HOW TO COMPLETE THIS TASK
Among the entries that follow, tally the lines with the string "JSON". Give no more than the number.

App and web page records:
——————————

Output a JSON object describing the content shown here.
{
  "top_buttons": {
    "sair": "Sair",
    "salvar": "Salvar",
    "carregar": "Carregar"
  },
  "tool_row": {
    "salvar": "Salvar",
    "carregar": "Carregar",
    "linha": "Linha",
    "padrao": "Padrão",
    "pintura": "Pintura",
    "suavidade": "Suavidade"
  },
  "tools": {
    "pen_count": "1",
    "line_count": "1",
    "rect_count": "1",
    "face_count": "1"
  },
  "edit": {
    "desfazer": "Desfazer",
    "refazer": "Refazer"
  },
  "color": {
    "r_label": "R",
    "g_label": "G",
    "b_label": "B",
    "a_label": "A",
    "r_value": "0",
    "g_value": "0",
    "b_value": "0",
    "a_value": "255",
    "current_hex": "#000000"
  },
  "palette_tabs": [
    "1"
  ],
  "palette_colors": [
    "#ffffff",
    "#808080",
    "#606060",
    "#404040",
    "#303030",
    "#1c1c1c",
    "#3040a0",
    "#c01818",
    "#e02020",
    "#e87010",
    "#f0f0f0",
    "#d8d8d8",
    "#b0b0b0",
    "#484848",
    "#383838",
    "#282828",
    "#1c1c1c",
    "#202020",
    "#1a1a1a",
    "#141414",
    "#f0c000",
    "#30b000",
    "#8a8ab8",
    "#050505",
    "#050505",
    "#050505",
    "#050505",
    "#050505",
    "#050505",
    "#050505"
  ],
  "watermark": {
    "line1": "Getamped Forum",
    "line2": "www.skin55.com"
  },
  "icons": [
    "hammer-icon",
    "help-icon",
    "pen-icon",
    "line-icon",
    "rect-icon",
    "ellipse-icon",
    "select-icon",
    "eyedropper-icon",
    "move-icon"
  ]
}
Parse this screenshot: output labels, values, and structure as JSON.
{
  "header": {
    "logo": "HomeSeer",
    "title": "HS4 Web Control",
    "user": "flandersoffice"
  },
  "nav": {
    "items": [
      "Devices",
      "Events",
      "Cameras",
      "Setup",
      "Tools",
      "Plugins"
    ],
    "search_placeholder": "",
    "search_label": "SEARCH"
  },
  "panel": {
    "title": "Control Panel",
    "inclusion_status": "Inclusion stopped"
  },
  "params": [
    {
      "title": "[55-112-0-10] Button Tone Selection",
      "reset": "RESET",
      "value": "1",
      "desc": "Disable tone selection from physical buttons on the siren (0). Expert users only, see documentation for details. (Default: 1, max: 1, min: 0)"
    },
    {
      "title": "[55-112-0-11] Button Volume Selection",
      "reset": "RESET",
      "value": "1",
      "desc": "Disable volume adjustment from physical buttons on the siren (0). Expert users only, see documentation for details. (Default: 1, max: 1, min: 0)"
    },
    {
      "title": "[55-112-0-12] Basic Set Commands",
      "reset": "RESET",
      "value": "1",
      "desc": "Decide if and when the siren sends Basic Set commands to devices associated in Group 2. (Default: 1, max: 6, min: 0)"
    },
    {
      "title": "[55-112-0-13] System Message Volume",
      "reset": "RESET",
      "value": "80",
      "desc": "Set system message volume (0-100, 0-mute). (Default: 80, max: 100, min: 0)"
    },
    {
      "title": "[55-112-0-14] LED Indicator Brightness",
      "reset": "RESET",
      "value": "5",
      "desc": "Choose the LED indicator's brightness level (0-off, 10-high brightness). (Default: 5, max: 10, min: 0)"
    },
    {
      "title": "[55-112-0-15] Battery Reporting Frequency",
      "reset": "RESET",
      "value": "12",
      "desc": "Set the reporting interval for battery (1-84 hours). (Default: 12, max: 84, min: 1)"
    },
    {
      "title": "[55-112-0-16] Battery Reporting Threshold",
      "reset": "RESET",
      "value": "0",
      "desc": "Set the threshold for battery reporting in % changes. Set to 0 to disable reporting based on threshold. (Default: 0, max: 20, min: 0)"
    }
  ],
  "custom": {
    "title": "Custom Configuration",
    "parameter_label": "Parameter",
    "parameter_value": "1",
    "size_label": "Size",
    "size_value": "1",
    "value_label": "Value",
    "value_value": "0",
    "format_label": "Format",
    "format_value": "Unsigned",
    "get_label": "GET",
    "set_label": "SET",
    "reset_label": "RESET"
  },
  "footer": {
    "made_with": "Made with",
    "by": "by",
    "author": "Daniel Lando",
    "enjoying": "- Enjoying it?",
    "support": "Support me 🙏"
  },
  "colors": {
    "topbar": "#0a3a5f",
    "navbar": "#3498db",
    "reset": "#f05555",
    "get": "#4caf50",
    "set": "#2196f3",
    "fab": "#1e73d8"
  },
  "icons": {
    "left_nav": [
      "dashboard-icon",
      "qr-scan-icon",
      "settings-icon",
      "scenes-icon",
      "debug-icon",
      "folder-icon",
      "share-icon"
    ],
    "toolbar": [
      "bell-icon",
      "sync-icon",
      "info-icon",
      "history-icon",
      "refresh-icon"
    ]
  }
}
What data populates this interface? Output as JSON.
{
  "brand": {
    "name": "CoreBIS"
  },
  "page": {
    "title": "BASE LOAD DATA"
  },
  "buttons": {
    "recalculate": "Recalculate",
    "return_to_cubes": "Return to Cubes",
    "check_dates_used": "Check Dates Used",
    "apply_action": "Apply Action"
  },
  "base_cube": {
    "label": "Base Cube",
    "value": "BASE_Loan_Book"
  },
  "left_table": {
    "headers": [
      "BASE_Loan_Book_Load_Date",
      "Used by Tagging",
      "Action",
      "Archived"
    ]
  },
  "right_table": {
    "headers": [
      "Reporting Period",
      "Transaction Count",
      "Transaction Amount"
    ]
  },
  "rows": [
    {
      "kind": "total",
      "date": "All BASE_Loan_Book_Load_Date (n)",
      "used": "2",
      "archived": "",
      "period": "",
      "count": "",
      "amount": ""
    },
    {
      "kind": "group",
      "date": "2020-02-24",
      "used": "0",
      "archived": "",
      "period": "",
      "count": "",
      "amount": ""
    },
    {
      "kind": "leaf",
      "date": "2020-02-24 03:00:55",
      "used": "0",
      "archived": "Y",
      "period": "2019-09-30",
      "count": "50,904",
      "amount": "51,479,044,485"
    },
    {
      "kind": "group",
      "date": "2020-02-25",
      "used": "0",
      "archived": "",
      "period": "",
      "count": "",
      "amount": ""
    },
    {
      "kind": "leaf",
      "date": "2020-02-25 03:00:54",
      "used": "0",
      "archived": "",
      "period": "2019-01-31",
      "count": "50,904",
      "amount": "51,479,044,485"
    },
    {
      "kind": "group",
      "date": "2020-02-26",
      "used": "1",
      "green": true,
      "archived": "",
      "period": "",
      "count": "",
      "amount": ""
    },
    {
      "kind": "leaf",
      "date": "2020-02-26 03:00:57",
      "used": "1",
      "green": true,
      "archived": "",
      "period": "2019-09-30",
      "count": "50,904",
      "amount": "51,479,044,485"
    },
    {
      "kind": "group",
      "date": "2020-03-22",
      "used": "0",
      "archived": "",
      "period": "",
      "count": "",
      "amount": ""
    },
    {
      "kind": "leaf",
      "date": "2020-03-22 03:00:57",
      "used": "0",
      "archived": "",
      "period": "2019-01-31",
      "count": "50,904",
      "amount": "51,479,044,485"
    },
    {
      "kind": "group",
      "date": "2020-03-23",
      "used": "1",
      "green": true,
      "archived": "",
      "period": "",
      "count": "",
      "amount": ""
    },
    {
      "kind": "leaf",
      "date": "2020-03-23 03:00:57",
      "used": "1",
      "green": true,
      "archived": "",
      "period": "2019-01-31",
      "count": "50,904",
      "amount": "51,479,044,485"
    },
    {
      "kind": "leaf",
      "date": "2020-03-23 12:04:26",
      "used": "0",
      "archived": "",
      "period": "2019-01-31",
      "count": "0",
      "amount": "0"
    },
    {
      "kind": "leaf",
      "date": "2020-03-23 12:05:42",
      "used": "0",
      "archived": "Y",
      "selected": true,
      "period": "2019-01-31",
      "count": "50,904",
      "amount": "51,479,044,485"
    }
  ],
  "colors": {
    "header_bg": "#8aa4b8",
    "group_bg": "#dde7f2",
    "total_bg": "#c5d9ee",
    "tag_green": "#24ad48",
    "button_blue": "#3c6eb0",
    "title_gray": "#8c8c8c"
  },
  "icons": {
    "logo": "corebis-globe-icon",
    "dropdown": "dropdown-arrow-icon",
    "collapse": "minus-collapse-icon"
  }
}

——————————

ANSWER BOX
3